Activated lymphocytes as a metabolic model for carcinogenesis
Department of Pharmacology and Cancer Biology, Department of Immunology, Sarah W. Stedman Nutrition and Metabolism Center, Duke University, Durham, NC, 27710, USA
Cancer & Metabolism 2013, 1:5 doi:10.1186/2049-3002-1-5Published: 23 January 2013
Metabolic reprogramming is a key event in tumorigenesis to support cell growth, and cancer cells frequently become both highly glycolytic and glutamine dependent. Similarly, T lymphocytes (T cells) modify their metabolism after activation by foreign antigens to shift from an energetically efficient oxidative metabolism to a highly glycolytic and glutamine-dependent metabolic program. This metabolic transition enables T cell growth, proliferation, and differentiation. In both activated T cells and cancer cells metabolic reprogramming is achieved by similar mechanisms and offers similar survival and cell growth advantages. Activated T cells thus present a useful model with which to study the development of tumor metabolism. Here, we review the metabolic similarities and distinctions between activated T cells and cancer cells, and discuss both the common signaling pathways and master metabolic regulators that lead to metabolic rewiring.

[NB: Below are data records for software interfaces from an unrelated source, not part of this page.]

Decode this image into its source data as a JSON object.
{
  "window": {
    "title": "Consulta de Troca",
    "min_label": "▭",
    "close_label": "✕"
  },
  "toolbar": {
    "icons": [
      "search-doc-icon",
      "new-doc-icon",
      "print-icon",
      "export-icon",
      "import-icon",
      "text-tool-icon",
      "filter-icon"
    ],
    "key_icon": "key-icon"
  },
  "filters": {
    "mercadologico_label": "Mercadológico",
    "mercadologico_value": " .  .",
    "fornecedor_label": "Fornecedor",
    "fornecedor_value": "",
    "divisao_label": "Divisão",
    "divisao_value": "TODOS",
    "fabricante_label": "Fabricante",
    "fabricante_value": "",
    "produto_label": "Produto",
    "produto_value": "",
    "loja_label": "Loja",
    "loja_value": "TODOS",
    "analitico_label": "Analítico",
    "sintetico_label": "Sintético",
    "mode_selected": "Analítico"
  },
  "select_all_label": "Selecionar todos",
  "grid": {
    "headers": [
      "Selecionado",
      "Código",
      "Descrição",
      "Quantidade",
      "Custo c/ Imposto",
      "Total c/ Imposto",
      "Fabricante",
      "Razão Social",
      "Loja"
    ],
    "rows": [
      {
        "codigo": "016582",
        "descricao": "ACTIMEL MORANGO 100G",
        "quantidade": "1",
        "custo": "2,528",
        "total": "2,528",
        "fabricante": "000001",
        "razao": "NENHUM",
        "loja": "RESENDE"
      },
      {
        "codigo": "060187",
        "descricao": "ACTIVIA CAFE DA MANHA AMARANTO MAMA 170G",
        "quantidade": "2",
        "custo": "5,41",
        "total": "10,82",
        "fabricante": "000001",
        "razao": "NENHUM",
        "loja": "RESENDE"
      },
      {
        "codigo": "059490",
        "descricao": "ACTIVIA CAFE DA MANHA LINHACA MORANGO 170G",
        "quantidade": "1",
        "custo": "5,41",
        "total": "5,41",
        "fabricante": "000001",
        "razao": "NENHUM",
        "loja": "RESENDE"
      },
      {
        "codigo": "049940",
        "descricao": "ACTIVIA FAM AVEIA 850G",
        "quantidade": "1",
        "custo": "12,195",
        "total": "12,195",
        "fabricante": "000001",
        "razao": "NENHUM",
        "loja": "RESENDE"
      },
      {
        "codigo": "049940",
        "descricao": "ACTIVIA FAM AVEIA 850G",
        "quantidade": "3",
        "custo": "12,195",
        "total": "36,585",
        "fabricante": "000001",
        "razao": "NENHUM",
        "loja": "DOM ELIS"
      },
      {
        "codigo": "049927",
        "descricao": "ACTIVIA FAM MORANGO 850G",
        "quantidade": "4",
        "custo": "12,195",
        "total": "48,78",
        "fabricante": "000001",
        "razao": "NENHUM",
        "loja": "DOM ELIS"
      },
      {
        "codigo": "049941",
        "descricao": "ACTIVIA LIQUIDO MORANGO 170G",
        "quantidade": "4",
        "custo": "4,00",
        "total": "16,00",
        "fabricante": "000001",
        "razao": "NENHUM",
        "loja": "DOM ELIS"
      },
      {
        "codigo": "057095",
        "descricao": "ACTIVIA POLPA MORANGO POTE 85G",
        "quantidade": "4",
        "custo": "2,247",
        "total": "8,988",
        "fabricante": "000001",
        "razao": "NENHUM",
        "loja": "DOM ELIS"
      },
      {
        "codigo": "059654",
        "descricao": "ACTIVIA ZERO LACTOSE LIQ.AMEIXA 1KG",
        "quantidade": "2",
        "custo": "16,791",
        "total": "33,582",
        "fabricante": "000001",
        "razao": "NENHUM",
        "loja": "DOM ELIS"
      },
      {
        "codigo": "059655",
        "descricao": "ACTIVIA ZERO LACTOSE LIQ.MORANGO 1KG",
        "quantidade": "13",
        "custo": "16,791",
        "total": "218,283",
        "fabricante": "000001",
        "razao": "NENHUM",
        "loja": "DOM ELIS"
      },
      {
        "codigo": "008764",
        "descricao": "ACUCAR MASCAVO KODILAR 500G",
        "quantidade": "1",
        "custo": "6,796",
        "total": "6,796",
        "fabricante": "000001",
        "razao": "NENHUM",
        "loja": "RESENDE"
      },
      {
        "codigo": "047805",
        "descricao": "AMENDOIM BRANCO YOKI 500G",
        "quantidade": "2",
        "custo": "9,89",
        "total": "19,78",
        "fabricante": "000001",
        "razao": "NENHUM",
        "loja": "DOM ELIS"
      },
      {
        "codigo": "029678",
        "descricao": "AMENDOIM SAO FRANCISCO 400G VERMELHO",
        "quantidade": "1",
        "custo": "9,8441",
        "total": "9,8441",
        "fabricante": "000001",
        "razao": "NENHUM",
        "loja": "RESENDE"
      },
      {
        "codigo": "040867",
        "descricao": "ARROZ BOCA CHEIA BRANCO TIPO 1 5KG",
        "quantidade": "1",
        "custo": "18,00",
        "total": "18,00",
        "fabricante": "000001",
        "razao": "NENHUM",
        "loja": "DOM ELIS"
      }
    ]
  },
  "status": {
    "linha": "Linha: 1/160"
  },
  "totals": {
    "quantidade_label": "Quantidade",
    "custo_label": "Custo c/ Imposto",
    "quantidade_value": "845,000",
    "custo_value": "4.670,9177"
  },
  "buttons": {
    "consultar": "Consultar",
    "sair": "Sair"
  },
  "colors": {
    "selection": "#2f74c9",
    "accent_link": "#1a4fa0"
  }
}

Ultimately, understanding how and why T cells adopt a cancer cell-like metabolic profile may identify new therapeutic strategies to selectively target tumor metabolism or inflammatory immune responses.